This Study Guide consists of approximately 20 pages of chapter summaries, quotes, character analysis, themes, and more - everything you need to sharpen your knowledge of Tarzan of the Apes.
This section contains 412 words
(approx. 2 pages at 300 words per page)
Buy the Tarzan of the Apes Short Guide

As the characters recur, so do the plots. Burroughs wrote quickly, with a firm knowledge of what his readers wanted. In 1913, his peak year, he wrote over 400,000 words; he usually spent from one to three months on a novel, rarely rewriting except to accede to an editor's request. According to Lupoff, "His speed record for a full novel was set on Carson of Venus (1939), produced in twenty-six days," while the good Warlord of Mars (1919) took thirty days. Writing at such speed meant the use of episodic plots in which coincidences abound and logic usually disappears. Mutinies, shipwrecks, menacing beasts, sojourns in lost cities (usually paired and at war), kidnappings, rescues, chases, and wars provide all the incidents needed to keep Tarzan (and John Carter, Carson Napier, and David Innes) extremely busy. Burroughs also became adept at the cliffhanger ending — as evidenced by the conclusion of the first Tarzan...

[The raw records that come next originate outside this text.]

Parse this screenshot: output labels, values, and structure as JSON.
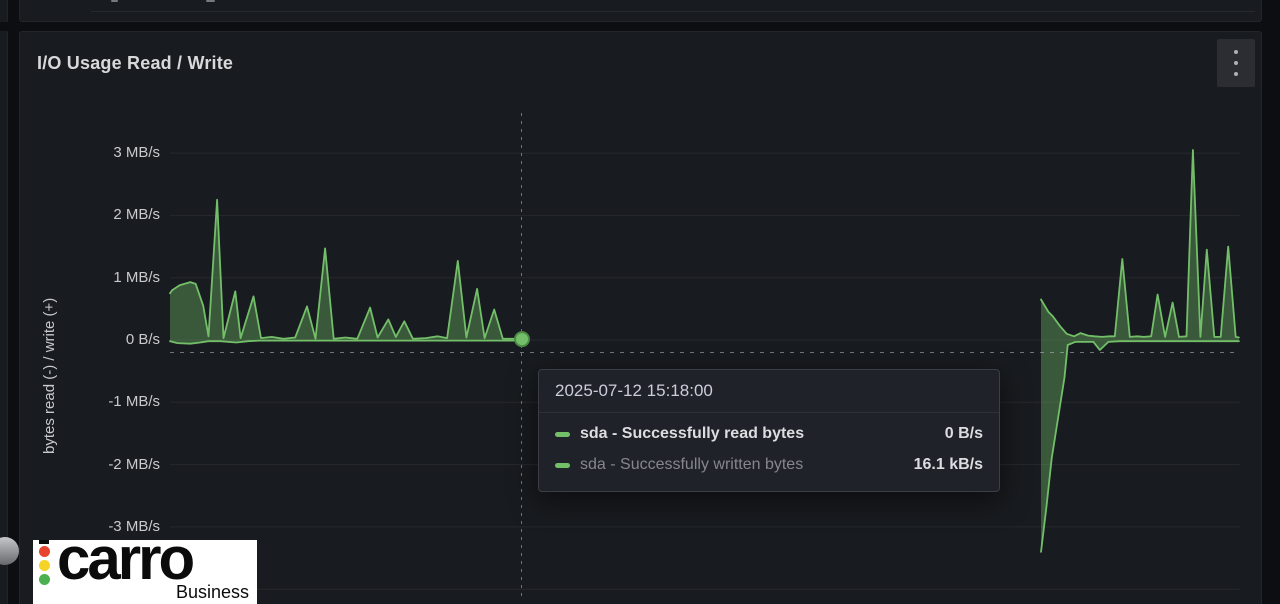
{
  "panel": {
    "title": "I/O Usage Read / Write",
    "menu_icon": "vertical-ellipsis-icon"
  },
  "tooltip": {
    "timestamp": "2025-07-12 15:18:00",
    "rows": [
      {
        "series": "sda - Successfully read bytes",
        "value": "0 B/s",
        "swatch": "#73bf69",
        "emphasis": true
      },
      {
        "series": "sda - Successfully written bytes",
        "value": "16.1 kB/s",
        "swatch": "#73bf69",
        "emphasis": false
      }
    ]
  },
  "watermark": {
    "brand": "carro",
    "sub": "Business",
    "dot_colors": [
      "#e8432e",
      "#f5d327",
      "#4caf50"
    ]
  },
  "colors": {
    "page_bg": "#0d0e11",
    "panel_bg": "#181b1f",
    "series_green": "#73bf69",
    "area_fill": "rgba(115,191,105,0.38)",
    "text": "#c9cacd",
    "tooltip_bg": "#1f2228"
  },
  "chart_data": {
    "type": "area",
    "title": "I/O Usage Read / Write",
    "ylabel": "bytes read (-) / write (+)",
    "y_unit": "MB/s",
    "ylim": [
      -4.2,
      3.6
    ],
    "grid": true,
    "grid_values": [
      3,
      2,
      1,
      0,
      -1,
      -2,
      -3,
      -4
    ],
    "y_ticks": [
      {
        "value": 3,
        "label": "3 MB/s"
      },
      {
        "value": 2,
        "label": "2 MB/s"
      },
      {
        "value": 1,
        "label": "1 MB/s"
      },
      {
        "value": 0,
        "label": "0 B/s"
      },
      {
        "value": -1,
        "label": "-1 MB/s"
      },
      {
        "value": -2,
        "label": "-2 MB/s"
      },
      {
        "value": -3,
        "label": "-3 MB/s"
      }
    ],
    "x_axis_note": "time axis labels not visible; x encoded as fraction of plot width, data gap between 0.33 and 0.81",
    "series": [
      {
        "name": "sda - Successfully read bytes",
        "color": "#73bf69",
        "sign": "negative",
        "segments": [
          [
            [
              0.0,
              -0.02
            ],
            [
              0.007,
              -0.05
            ],
            [
              0.019,
              -0.06
            ],
            [
              0.028,
              -0.04
            ],
            [
              0.036,
              -0.02
            ],
            [
              0.047,
              -0.02
            ],
            [
              0.062,
              -0.04
            ],
            [
              0.073,
              -0.02
            ],
            [
              0.084,
              -0.01
            ],
            [
              0.121,
              -0.01
            ],
            [
              0.215,
              -0.01
            ],
            [
              0.271,
              -0.01
            ],
            [
              0.33,
              -0.01
            ]
          ],
          [
            [
              0.814,
              -3.4
            ],
            [
              0.819,
              -2.7
            ],
            [
              0.824,
              -1.9
            ],
            [
              0.83,
              -1.25
            ],
            [
              0.836,
              -0.6
            ],
            [
              0.839,
              -0.08
            ],
            [
              0.846,
              -0.03
            ],
            [
              0.863,
              -0.03
            ],
            [
              0.869,
              -0.16
            ],
            [
              0.877,
              -0.03
            ],
            [
              0.888,
              -0.02
            ],
            [
              0.925,
              -0.02
            ],
            [
              0.963,
              -0.02
            ],
            [
              0.999,
              -0.02
            ]
          ]
        ]
      },
      {
        "name": "sda - Successfully written bytes",
        "color": "#73bf69",
        "sign": "positive",
        "segments": [
          [
            [
              0.0,
              0.75
            ],
            [
              0.002,
              0.8
            ],
            [
              0.009,
              0.88
            ],
            [
              0.019,
              0.93
            ],
            [
              0.024,
              0.9
            ],
            [
              0.031,
              0.55
            ],
            [
              0.036,
              0.06
            ],
            [
              0.044,
              2.25
            ],
            [
              0.05,
              0.03
            ],
            [
              0.061,
              0.78
            ],
            [
              0.066,
              0.03
            ],
            [
              0.078,
              0.7
            ],
            [
              0.085,
              0.03
            ],
            [
              0.095,
              0.05
            ],
            [
              0.106,
              0.02
            ],
            [
              0.117,
              0.04
            ],
            [
              0.128,
              0.54
            ],
            [
              0.136,
              0.02
            ],
            [
              0.145,
              1.47
            ],
            [
              0.153,
              0.02
            ],
            [
              0.164,
              0.04
            ],
            [
              0.175,
              0.02
            ],
            [
              0.187,
              0.52
            ],
            [
              0.194,
              0.04
            ],
            [
              0.204,
              0.33
            ],
            [
              0.211,
              0.05
            ],
            [
              0.219,
              0.3
            ],
            [
              0.227,
              0.02
            ],
            [
              0.239,
              0.03
            ],
            [
              0.25,
              0.06
            ],
            [
              0.259,
              0.03
            ],
            [
              0.269,
              1.27
            ],
            [
              0.277,
              0.04
            ],
            [
              0.287,
              0.82
            ],
            [
              0.294,
              0.03
            ],
            [
              0.303,
              0.49
            ],
            [
              0.311,
              0.02
            ],
            [
              0.321,
              0.02
            ],
            [
              0.33,
              0.01
            ]
          ],
          [
            [
              0.814,
              0.65
            ],
            [
              0.821,
              0.45
            ],
            [
              0.825,
              0.38
            ],
            [
              0.832,
              0.22
            ],
            [
              0.838,
              0.1
            ],
            [
              0.845,
              0.06
            ],
            [
              0.851,
              0.11
            ],
            [
              0.858,
              0.07
            ],
            [
              0.864,
              0.06
            ],
            [
              0.871,
              0.05
            ],
            [
              0.878,
              0.06
            ],
            [
              0.883,
              0.06
            ],
            [
              0.89,
              1.3
            ],
            [
              0.897,
              0.05
            ],
            [
              0.904,
              0.06
            ],
            [
              0.91,
              0.05
            ],
            [
              0.917,
              0.06
            ],
            [
              0.923,
              0.73
            ],
            [
              0.93,
              0.05
            ],
            [
              0.937,
              0.6
            ],
            [
              0.943,
              0.05
            ],
            [
              0.95,
              0.06
            ],
            [
              0.956,
              3.05
            ],
            [
              0.963,
              0.05
            ],
            [
              0.969,
              1.45
            ],
            [
              0.976,
              0.05
            ],
            [
              0.982,
              0.05
            ],
            [
              0.989,
              1.5
            ],
            [
              0.996,
              0.05
            ],
            [
              0.999,
              0.04
            ]
          ]
        ]
      }
    ],
    "hover": {
      "x_frac": 0.3285,
      "cursor_y_value": -0.2,
      "point": {
        "x_frac": 0.329,
        "value": 0.015,
        "time": "2025-07-12 15:18:00"
      }
    },
    "legend_position": "none"
  }
}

(read more)

This section contains 412 words
(approx. 2 pages at 300 words per page)
Buy the Tarzan of the Apes Short Guide
Copyrights
Beacham's Encyclopedia of Popular Fiction and Beacham's Guide to Literature for Young Adults
Tarzan of the Apes from Beacham's Encyclopedia of Popular Fiction and Beacham's Guide to Literature for Young Adults. ©2005-2006 Thomson Gale, a part of the Thomson Corporation. All rights reserved.